The iPad got a lot of love in IOS11 and gets a lot of new features to make it more of a productivity machine. It finally gets a file manager. Yup, that happened! It also get drag and drop and more versatile multitasking capabilities with floating windows. I am still not sure about the pen though.
The iPad takes a big step toward being the computer for everyone
iMac Pro, the most powerful Mac ever, arrives this December
Apple introduces a completely redesigned App Store
Apple updates MacBook line with new Intel processors
Is there a broad lesson to draw from this story?
One is so fundamental as to be trite. Execution matters. There is no innovation without execution.

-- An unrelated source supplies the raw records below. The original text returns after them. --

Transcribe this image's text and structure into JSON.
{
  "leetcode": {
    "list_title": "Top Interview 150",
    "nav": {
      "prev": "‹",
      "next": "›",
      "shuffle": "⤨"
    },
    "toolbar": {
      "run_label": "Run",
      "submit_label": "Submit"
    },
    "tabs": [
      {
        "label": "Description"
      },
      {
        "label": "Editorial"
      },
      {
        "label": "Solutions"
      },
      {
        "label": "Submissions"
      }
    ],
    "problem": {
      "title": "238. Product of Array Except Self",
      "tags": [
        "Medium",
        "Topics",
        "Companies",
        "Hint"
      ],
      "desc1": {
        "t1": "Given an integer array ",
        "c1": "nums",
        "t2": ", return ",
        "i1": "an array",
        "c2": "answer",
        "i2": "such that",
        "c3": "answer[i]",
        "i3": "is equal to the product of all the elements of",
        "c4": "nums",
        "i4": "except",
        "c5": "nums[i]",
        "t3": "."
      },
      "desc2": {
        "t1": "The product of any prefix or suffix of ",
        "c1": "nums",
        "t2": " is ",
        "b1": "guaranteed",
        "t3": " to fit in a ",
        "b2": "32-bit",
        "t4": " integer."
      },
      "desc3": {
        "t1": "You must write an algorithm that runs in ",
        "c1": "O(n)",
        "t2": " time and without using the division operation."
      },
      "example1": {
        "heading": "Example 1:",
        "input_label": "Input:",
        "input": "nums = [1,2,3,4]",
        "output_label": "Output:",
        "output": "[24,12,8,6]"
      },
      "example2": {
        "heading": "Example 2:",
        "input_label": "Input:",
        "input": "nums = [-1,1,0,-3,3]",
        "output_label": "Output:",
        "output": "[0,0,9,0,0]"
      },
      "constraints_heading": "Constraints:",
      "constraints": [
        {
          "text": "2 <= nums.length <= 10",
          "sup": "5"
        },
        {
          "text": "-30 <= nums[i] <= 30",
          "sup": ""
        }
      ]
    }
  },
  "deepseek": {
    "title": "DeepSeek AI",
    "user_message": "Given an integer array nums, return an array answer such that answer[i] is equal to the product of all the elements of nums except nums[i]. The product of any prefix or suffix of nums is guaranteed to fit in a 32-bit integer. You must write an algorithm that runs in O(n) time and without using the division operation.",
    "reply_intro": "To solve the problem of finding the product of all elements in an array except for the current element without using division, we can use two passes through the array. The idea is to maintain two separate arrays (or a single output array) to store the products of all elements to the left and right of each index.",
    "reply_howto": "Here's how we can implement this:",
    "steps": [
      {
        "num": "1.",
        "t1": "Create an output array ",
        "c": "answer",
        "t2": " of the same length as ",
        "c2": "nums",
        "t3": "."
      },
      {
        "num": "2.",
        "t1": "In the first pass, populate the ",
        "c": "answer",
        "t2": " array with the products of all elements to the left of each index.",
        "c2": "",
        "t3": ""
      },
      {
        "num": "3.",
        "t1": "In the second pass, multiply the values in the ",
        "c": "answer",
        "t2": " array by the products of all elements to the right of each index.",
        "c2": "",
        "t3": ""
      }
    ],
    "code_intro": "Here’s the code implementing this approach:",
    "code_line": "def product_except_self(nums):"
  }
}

It’s an opinion piece even though the title pretends otherwise, but it does give some good insight into Microsoft’s organization with regard to software development. More interestingly, I found Microsoft’s stance on middleware. In their mind, middleware is bad because it allows customers to switch platforms. It makes sense from Microsoft’s perceptive, but it’s a bit of an old-fashioned point of view. He’s right that most value is created in software, but even with portable applications there’s no reason for users to switch if they’re happy with the platform. Android is particularly vulnerable for this but it didn’t stop it to become the dominant mobile OS. Android even suffers from the same issues as Windows largely related to various OEMs implementations of Android on their hardware (which is outside the control of both Google and Microsoft). It’s a strength and a curse at the same time.
Apple’s keeps pushing iMessage forward and is introducing Business Chat and iMessage person to person payments. It’s interesting to see what the adoption will be of both because they’re exclusively tied to the Apple ecosystem. There are limits to how far a closed ecosystem can extend. These two new services are pushing against those limits. If they succeed, they’ll make Apple’s ecosystem a lot stronger, if they don’t we know where that limit is. Apple has a lot at stake here.
No surprise. Mobile internet speeds are not great in the US especially considering how much an average subscription costs.
Highly critical article on Siri by WSJ. I’ve given up on Siri a long time ago, it’s actually disabled on my iPhone and iPad. Mostly because it was not useful. On the other hand, I use Alexa every day multiple times. The problem is the smart phone use case is not strong. I am still quicker and more accurate using my fingers than Siri. Alexa solves simple problems like switching on and off lights, adjusting the thermostat, informing me about the weather and reordering stuff from Amazon. It’s always in the same place and always listens.
I only use Siri occasionally on my Apple TV. It’s faster to say a name of a TV show or movie than using the awkward on screen keyboard. But the UI is still terrible. I need to pick up the remote and push button. It’s not seamless.
The problem is also the way Apple likes to control the integration of external devices into their HomeKit. HomeKit lives on my phone but how can I share access with other family members or guests? Just read this article on howtogeek to learn more about it. It’s not intuitive and unfortunately I’ve seen nothing planned for IOS11 to improve this.
If I compare that to Alexa where I can set it up and anyone with physical access to my Echo can use it. Everything is in the cloud and if I add another Echo to my account will automatically have the same capabilities. It’s unclear how HomePod is going to solve this. Nothing got mentioned with regard to HomeKit and the HomePod. With the A8 processor inside, it does have enough processing power to run apps but nothing in the presentation was mentioned on how Siri can do more than just play music and answer generic questions.
We’re basically in the pre-iPhone, Palm Pilot era of voice assistants. Amazon’s lead seems pretty fragile IMO. https://t.co/KKEBQPX5uL
— Khoi Vinh (@khoi) June 4, 2017
Notes week 22 – 2017
Notes week 21 – 2017
Notes week 24 – 2017
Notes week 27 – 2017